I have read in the Cumberland paper that the last-ever graduating class of the Sedgwick Street version of Allegany High School has just begun classes.The school has been in horrible physical condition for some time — which if you read the Cumberland paper you already knew.I am reminded of the time more than 30 years ago when we in these parts were collectively tied in the proverbial knots by the question of whether to renovate Allegany or tear it down and build a new school.
Muck Rack makes it simple to find people, tweets, or articles that mention any name, keyword, company, hashtag etc. We've compiled this guide to help you make the most of your search.
Selecting a term
Start searching tweets, articles from media outlets, articles mentioned in tweets, journalists'
names, titles and bios with some suggested searches:
Companies or Topics (e.g. iPhone, Microsoft)
Phrases (e.g. "cloud computing") — use quotes to keep the terms together
Twitter handles (e.g. @username) — returns those who have mentioned or replied to
Names (e.g. "David Pogue")
Hashtags (e.g. #sxsw, #london2012)
Bio details (e.g. vegan, Olympics, father)
Muck Rack's Advanced Search allows for many boolean operators.
Find results that mention multiple specified terms, use AND or
+. For example, ensure each result contains both Elon Musk and Mark Zuckerberg by
searching Obama AND Romney or Obama + Romney.
Use the operators OR or , to broaden your search when you'd like either of
multiple terms to appear in results. (This is the default behavior of our search when no operators
are used.) For example, search for democrat OR republican to find results that refer to
Democrats and/or Republicans.
Use NOT or - to subtract results from your search. For
example, searching Disney will yield results about the Walt Disney Company as well as Walt Disney
World Resort. To exclude mentions of Disney World, search for Disney -World or Disney
When using one of these operators with a phrase, enclose it in quotation marks. For example, you can
find results about smartphones excluding Apple's iPhone 4S by searching smartphone -"iPhone
Exact case matching or punctuation
If you're searching for a brand name or keyword that relies on specific punctuation marks or capitalization, you can
find results that match your exact query by adding matchcase: before the keyword you're searching for, like matchcase:E*TRADE .
Use parentheses to separate multiple
boolean phrases.

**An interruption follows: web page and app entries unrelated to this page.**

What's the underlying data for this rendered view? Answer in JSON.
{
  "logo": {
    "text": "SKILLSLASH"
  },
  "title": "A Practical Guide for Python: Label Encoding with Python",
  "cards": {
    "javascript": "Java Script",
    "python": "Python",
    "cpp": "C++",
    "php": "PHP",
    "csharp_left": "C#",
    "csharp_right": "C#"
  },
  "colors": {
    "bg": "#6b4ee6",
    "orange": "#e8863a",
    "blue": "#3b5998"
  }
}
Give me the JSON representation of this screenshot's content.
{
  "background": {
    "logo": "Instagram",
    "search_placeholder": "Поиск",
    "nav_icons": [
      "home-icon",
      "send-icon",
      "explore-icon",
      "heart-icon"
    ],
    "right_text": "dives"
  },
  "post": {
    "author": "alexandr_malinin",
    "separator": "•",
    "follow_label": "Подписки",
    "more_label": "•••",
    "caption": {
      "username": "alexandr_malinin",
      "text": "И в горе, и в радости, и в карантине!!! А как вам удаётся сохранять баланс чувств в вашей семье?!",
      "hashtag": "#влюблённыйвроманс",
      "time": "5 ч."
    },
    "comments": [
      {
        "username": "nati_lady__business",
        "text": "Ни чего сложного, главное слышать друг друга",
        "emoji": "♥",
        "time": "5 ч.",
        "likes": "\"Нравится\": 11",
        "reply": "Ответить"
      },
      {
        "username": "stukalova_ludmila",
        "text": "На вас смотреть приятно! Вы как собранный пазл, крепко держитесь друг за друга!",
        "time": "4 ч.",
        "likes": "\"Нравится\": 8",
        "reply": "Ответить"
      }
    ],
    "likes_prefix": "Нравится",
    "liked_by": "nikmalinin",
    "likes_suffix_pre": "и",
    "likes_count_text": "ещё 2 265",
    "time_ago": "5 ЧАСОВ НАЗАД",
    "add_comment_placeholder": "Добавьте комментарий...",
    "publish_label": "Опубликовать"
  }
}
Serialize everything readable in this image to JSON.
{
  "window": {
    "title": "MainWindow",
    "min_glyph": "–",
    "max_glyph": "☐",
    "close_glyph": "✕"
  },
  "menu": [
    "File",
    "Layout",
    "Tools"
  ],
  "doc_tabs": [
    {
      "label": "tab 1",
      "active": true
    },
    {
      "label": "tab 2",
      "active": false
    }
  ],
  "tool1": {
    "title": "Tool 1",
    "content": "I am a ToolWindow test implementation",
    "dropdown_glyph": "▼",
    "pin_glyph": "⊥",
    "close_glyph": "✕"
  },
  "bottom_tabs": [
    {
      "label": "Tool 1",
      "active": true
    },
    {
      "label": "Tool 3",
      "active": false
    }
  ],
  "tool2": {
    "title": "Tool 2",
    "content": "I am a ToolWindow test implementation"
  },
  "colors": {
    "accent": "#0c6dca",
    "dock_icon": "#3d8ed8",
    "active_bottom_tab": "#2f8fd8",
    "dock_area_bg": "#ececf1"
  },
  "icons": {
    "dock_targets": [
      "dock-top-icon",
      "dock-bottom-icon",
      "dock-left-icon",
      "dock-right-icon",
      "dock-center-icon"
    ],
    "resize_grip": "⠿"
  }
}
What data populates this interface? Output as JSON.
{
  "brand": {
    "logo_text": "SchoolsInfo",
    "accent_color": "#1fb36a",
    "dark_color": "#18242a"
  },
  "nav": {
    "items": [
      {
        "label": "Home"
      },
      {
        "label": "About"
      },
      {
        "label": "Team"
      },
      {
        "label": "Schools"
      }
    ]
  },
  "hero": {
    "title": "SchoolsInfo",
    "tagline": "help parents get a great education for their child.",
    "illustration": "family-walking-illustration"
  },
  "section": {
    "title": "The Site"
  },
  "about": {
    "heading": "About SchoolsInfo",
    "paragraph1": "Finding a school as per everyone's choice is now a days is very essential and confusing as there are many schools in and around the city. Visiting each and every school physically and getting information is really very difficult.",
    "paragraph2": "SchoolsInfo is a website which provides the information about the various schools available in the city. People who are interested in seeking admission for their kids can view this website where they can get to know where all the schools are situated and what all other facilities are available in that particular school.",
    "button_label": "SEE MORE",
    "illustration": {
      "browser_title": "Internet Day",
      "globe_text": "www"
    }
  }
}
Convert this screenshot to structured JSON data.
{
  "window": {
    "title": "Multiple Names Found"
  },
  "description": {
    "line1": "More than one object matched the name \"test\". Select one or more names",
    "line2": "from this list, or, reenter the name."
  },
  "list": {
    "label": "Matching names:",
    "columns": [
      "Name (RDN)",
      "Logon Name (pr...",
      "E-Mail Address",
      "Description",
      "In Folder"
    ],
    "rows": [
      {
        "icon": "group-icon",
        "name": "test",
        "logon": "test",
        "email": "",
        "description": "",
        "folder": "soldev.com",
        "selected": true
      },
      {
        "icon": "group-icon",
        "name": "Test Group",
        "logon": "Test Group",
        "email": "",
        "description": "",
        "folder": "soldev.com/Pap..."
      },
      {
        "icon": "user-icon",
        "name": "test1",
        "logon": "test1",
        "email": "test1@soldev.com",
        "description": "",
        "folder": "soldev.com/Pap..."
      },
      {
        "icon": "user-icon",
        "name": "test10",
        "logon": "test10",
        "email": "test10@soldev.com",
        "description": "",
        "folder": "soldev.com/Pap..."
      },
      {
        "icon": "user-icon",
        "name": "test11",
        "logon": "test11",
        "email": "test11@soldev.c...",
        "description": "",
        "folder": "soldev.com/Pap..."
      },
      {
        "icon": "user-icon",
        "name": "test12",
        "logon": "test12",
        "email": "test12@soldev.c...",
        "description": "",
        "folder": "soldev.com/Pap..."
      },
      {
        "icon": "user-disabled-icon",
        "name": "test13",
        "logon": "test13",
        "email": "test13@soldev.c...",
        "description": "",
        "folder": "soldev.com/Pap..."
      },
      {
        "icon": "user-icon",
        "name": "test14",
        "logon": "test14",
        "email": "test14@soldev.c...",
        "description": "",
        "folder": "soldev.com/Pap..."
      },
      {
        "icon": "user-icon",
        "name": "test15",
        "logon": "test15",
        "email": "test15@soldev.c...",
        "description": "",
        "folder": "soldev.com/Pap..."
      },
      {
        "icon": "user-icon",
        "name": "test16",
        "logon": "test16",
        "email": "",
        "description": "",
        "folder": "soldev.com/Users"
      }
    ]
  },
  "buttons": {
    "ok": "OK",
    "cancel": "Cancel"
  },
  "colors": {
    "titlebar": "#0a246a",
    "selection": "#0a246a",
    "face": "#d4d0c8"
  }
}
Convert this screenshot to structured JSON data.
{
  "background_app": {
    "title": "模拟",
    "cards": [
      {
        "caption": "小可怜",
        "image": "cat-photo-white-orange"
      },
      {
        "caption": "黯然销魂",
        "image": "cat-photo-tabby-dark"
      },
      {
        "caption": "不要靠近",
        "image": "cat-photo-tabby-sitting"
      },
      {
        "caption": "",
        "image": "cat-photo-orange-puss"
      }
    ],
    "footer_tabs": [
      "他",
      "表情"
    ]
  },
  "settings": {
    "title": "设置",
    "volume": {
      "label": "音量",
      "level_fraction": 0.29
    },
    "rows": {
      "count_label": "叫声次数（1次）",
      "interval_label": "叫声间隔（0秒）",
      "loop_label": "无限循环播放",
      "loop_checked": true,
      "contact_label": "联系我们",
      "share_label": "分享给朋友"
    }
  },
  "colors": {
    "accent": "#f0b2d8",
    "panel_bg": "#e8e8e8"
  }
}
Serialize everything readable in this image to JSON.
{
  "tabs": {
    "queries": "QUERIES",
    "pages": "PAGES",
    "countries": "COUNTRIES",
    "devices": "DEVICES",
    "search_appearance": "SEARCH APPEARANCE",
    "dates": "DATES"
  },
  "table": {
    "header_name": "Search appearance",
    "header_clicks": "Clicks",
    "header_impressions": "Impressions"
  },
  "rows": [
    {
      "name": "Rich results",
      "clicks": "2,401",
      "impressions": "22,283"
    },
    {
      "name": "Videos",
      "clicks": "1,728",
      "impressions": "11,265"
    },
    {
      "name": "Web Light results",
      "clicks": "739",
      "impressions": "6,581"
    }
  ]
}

For example, to find journalists talking about having fun in Disney World or
Disneyland, search for ("disney world" OR disneyland) AND fun.
An asterisk can be used to search for any variation of a root word truncated by the asterisk. For example, searching for admin* will return results for administrator, administration, administer, administered, etc.
A near operator is an AND operator where you can control the distance between the words. You can vary the distance the near operation uses by adding a forward slash and number (between 0-99) such as strawberries NEAR/10 "whipped cream", which means the strawberries must exist within 10 words of "whipped cream".